In which The Gay Recluse recommends a book about loss.
In Joseph O’Neill’s Netherland, we meet a narrator “Hans” — a Dutch expat originally from The Hague — who both at the beginning and the end of the story (this is not a spoiler, because we learn this in the first few pages) appears to”have it all”: relative youth and good health; an intelligent, beautiful wife; a well-mannered, inquisitive son; and a high-paying job as an oil analyst for an i-bank. The difference between the beginning and the end is that — besides the fact that his son is now a boy instead of a toddler — the narrator has moved to London from New York City, where most of the book is set.
What transpires in this interval are the events with which we are all on very intimate terms, i.e., 9/11, the invasion of Iraq, the power-outage/blackout when everyone “felt good” about the city again, and the floats that went crazy a few years later on that windy Thanksgiving Macy’s parade. Fortunately for us, O’Neill does not devote a lot of time describing any of this, but simply uses these circumstances to frame a generally bleak mood made all the bleaker by the fact that — for mostly inexplicable reasons (at least on the surface) — Hans’ life is falling apart. In the wake of 9/11, his freaked-out wife decides to move back to London but basically disinvites him from coming along, leaving them in a period of indeterminate reassessment that feels very much like a state of purgatory from which he might never emerge.
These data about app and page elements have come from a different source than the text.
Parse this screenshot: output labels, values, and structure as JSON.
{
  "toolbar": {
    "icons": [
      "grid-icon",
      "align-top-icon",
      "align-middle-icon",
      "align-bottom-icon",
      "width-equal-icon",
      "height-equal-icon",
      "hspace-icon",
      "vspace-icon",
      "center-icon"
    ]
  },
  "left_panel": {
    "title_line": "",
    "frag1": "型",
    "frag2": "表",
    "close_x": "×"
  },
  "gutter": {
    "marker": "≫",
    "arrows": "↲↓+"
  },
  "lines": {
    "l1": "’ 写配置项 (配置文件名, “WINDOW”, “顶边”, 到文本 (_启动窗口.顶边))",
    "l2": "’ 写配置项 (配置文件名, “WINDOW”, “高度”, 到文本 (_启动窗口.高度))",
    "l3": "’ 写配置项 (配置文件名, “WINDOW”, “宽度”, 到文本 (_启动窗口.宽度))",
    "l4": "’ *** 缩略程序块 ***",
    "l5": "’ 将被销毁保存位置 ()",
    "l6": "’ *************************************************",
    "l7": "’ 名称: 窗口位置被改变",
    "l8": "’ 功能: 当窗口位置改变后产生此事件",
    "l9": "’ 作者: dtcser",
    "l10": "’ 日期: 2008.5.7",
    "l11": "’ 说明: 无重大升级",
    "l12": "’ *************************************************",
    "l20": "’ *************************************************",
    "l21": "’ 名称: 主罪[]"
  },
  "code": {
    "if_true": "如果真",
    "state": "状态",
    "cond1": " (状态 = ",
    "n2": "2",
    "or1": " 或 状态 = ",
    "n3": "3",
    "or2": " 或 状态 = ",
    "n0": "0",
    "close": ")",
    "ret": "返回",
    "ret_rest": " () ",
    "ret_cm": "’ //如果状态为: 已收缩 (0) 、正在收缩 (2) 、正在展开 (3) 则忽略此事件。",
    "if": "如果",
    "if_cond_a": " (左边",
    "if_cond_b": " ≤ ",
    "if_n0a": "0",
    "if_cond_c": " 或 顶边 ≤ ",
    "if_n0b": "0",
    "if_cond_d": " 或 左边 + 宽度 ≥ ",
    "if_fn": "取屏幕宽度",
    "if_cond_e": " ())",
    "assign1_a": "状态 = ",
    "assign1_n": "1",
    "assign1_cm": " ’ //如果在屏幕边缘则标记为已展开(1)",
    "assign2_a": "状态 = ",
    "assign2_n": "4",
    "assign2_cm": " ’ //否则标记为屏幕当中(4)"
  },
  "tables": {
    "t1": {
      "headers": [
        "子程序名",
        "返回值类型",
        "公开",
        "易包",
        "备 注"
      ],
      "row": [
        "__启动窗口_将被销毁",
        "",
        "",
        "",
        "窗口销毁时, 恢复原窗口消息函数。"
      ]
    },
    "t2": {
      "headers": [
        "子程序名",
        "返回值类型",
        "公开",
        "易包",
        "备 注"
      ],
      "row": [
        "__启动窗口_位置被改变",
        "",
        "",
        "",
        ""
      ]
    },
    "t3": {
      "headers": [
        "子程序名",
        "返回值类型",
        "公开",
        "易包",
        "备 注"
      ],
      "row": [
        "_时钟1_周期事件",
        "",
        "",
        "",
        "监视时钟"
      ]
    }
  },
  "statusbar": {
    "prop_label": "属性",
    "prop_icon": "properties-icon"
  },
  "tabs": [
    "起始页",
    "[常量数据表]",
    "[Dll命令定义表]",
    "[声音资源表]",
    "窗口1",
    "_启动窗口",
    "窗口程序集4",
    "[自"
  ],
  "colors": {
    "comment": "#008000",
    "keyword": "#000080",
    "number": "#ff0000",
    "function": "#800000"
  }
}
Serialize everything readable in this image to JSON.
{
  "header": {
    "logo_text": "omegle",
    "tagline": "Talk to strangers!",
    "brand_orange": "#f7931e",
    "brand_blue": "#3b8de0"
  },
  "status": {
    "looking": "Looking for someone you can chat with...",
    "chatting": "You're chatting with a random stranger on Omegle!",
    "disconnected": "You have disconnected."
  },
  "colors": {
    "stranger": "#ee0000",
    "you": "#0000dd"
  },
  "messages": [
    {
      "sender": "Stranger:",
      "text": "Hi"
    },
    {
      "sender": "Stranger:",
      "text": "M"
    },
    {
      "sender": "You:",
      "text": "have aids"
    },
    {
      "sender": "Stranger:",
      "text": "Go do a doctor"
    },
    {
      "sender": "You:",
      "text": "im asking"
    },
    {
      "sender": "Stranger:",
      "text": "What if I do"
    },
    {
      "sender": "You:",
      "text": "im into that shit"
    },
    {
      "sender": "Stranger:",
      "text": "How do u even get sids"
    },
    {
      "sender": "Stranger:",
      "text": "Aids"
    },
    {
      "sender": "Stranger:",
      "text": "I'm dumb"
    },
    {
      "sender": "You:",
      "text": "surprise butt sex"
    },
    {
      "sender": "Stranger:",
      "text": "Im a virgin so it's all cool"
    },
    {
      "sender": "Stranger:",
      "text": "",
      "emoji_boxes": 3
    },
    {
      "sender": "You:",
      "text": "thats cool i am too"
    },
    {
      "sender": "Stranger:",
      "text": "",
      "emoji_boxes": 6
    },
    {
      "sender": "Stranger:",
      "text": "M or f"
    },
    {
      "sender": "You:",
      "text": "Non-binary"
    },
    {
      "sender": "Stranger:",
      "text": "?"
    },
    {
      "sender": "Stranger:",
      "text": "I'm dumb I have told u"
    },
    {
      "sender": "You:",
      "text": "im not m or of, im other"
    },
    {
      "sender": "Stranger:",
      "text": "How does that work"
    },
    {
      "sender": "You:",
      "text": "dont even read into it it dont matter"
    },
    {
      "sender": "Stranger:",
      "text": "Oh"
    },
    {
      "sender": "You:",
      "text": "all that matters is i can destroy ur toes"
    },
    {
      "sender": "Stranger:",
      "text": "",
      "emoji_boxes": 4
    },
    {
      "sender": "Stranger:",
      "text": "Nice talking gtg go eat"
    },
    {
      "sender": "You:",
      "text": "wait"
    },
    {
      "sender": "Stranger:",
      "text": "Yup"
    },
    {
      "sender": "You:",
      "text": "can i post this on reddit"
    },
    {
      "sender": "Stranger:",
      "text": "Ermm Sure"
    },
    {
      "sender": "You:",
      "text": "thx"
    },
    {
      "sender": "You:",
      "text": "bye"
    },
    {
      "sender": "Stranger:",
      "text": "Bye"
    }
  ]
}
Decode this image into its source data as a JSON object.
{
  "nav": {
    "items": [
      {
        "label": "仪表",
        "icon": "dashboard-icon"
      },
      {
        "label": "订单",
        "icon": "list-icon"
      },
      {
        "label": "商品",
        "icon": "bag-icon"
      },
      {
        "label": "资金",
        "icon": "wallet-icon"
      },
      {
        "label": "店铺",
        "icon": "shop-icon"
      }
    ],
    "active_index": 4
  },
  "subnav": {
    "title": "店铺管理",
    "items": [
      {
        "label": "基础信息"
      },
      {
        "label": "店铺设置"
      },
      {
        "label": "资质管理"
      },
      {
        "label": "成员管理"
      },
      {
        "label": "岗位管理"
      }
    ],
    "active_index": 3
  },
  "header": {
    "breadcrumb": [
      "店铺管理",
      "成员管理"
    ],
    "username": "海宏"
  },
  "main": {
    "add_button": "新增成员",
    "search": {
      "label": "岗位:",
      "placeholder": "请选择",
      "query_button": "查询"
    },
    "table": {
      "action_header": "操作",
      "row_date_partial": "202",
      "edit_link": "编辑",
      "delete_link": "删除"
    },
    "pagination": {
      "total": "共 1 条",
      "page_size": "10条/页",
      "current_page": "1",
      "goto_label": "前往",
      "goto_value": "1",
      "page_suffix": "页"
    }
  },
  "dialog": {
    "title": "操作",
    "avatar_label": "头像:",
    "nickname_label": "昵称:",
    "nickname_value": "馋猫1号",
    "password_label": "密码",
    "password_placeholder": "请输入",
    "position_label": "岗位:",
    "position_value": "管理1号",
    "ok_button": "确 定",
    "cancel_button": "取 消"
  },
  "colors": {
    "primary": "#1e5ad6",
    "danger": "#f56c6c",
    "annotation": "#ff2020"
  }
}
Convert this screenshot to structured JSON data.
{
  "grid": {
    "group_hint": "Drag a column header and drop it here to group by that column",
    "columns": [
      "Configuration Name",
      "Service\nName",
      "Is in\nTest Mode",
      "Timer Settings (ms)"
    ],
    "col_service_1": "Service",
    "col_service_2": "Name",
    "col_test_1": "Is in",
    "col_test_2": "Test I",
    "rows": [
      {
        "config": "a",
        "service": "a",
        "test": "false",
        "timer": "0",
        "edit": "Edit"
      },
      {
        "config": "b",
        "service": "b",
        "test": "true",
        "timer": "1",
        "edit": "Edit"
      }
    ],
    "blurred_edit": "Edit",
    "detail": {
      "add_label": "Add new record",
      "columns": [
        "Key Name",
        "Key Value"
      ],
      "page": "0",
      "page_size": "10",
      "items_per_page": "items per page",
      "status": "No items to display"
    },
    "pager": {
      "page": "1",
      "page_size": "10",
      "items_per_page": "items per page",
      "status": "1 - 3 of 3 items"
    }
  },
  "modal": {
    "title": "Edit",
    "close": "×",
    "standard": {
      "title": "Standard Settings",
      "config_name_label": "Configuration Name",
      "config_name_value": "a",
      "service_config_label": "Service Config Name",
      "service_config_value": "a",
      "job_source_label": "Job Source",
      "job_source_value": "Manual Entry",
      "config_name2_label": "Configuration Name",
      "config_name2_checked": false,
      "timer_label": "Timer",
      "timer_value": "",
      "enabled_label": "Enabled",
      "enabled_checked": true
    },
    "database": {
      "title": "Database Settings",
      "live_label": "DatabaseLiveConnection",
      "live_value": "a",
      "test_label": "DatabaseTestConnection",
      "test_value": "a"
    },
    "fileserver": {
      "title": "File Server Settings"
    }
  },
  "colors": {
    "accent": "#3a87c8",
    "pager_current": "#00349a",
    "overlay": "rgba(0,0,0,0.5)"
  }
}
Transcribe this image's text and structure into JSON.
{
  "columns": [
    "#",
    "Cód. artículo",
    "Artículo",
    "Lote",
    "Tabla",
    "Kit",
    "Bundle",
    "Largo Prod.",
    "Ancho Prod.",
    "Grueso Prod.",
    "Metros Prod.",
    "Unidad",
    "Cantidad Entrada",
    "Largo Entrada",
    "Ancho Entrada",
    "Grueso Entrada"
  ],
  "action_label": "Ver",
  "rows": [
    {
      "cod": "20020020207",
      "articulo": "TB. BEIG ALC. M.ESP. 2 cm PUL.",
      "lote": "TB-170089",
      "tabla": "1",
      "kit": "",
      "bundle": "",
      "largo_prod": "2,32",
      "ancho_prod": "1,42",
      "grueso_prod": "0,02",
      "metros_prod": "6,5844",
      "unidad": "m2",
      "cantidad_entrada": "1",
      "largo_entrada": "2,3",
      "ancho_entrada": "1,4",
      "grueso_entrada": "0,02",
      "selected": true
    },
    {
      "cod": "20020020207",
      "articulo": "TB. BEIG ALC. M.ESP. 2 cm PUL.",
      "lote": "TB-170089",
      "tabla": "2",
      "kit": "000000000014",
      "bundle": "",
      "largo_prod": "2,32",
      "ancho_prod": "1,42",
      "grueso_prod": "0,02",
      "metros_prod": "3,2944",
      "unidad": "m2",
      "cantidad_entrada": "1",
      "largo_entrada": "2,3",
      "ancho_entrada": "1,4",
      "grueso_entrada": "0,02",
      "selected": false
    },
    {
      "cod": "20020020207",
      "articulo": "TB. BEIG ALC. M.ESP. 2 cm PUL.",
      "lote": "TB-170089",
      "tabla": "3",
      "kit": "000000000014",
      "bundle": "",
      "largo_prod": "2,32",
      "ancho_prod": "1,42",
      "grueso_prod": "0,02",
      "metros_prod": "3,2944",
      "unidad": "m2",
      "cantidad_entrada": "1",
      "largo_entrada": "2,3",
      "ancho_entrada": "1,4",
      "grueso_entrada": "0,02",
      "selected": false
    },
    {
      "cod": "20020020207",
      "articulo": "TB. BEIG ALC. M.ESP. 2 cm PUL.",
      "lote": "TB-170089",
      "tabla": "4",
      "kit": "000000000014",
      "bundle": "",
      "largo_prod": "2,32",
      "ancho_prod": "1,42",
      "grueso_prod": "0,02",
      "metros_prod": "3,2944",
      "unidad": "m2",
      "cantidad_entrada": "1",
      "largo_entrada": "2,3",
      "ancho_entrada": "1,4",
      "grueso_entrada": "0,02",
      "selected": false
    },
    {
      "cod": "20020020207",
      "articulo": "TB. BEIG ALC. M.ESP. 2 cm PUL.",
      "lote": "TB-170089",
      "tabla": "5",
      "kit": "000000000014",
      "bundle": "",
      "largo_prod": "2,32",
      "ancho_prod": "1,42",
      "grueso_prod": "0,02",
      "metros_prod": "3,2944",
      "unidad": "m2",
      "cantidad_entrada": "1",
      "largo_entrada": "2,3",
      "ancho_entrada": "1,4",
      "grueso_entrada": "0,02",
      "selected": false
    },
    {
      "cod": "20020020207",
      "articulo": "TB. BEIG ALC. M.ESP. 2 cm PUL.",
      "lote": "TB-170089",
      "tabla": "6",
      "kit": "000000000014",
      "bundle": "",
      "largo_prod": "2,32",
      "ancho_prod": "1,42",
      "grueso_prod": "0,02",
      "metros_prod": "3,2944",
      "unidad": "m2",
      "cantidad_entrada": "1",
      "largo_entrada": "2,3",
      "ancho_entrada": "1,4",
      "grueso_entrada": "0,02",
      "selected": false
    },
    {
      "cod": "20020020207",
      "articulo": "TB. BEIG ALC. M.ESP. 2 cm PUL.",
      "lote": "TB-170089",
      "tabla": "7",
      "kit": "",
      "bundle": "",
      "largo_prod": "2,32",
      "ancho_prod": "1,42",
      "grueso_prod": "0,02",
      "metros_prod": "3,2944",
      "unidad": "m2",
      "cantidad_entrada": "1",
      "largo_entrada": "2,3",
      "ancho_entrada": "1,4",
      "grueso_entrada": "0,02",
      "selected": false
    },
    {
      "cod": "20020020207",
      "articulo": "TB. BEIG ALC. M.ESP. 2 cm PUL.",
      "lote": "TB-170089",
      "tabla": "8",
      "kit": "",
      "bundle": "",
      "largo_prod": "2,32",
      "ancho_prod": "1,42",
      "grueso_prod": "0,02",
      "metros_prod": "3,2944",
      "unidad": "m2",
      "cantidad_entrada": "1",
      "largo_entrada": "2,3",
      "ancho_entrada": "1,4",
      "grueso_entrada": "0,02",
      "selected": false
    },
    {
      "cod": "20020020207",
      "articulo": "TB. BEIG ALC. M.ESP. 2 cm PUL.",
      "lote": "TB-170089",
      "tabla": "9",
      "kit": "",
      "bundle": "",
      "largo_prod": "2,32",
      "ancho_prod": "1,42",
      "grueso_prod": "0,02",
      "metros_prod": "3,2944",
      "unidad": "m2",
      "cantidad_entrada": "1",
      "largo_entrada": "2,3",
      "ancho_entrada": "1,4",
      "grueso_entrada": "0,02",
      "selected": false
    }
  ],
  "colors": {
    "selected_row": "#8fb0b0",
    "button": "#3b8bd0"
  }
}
Meanwhile — though he continues to rake it in at work — his enthusiasm for the job is waning, and his only friend gets the axe.
What happens as a result of all this is that Hans goes for a walk on the wild side, relatively speaking. But unlike so many characters throughout the history of New York — both real and imagined — Hans does not turn to the time-honored traditions of drugs, alcohol or sex (well, he has a lil sex) to assuage his demons, but instead — and this, a big part of the appeal of this book — becomes obsessed with cricket, a game he played in his youth. At a match in Staten Island, he serendipitously meets the other most important character of the book, a Trinidad native — a man in his fifties named Chuck — who lives in the middle of Brooklyn.* Chuck is something of an archetypal Brooklyner, i.e., a wheeler-dealer with a million scams and pipe-dreams who drives a Cadillac, knows enough about many things to sound intelligent (but is never pretentious) and ultimately seems maybe benign, so that we can understand the allure he exerts on the more staid (but increasingly desperate) Hans, even as we also grasp his reluctance to get too involved. In short, with Hans, O’Neill offers us a classic case of a character whose head says “no” but whose heart says “yes.’
*We used to call the neighborhood “Beverly Square West” and, as a result having recorded two albums there, recognized many of the streets O’Neill describes — Cortelyou, Ocean Parkway, Coney Island Avenue, Flatbush — and remarkably or not, even some of the individual houses!
While this is perhaps not the most elaborate structure, O’Neill adorns it with exquisite detail, so that we are continually focused on the lush, insightful prose, much of it used to describe New York — but without any trace of nostalgia — and the rest to deconstruct both the attraction and ambivalence Hans feels for Chuck, while weaving into this narrative memories of his childhood and — finally — the continuing tension with his wife. O’Neill’s dexterity in this regard is particularly important — and remarkable — because none of the characters is particularly “likable,” i.e., Hans — except for his strange obsession — is a tepid drink of i-banking/Tribeca-loft-owning water, while his wife (even from London) tends toward the shrill/unfeeling/politically correct, and Chuck is just a little too sleazy for us to invest in.
But we were gripped anyway; besides the fact that O’Neill knows how to deliver a good story, what ultimately interested us was the idea that it could basically be read as “gay,” even though any such context (like so much in our society) is buried 100 miles beneath the surface of Hans’ carefully constructed veneer (i.e., there’s not even the slightest acknowledgment of any homo-attraction anywhere, although there are enough “gay” symbols and peripheral characters to keep the thesis afloat, as it were). Still, the fact remains that this book is primarily about the obsession of one man for another, with the former representing everything conventional (and most often, tedious) about society, and the latter offering a window into the far-more-exciting-albeit-dangerous “other” (which besides obv ethnic/class differences extends to the sexual to the extent that Chuck is very open about having a wife and a mistress.)
It was for this reason, when — at the end of the book — Hans returns to the fold (i.e., to his wife and child in London, a city that essentially bores him), and despite his own protestations of hope and redemption, we are left with a bittersweet sense of loss, as if during his interlude in New York, he had finally managed to kill that part of himself that was most alive.
Filed under: Brooklyn, Decay, Literature, Pessimism, Ruins, Search, Writers-Irish | 1 Comment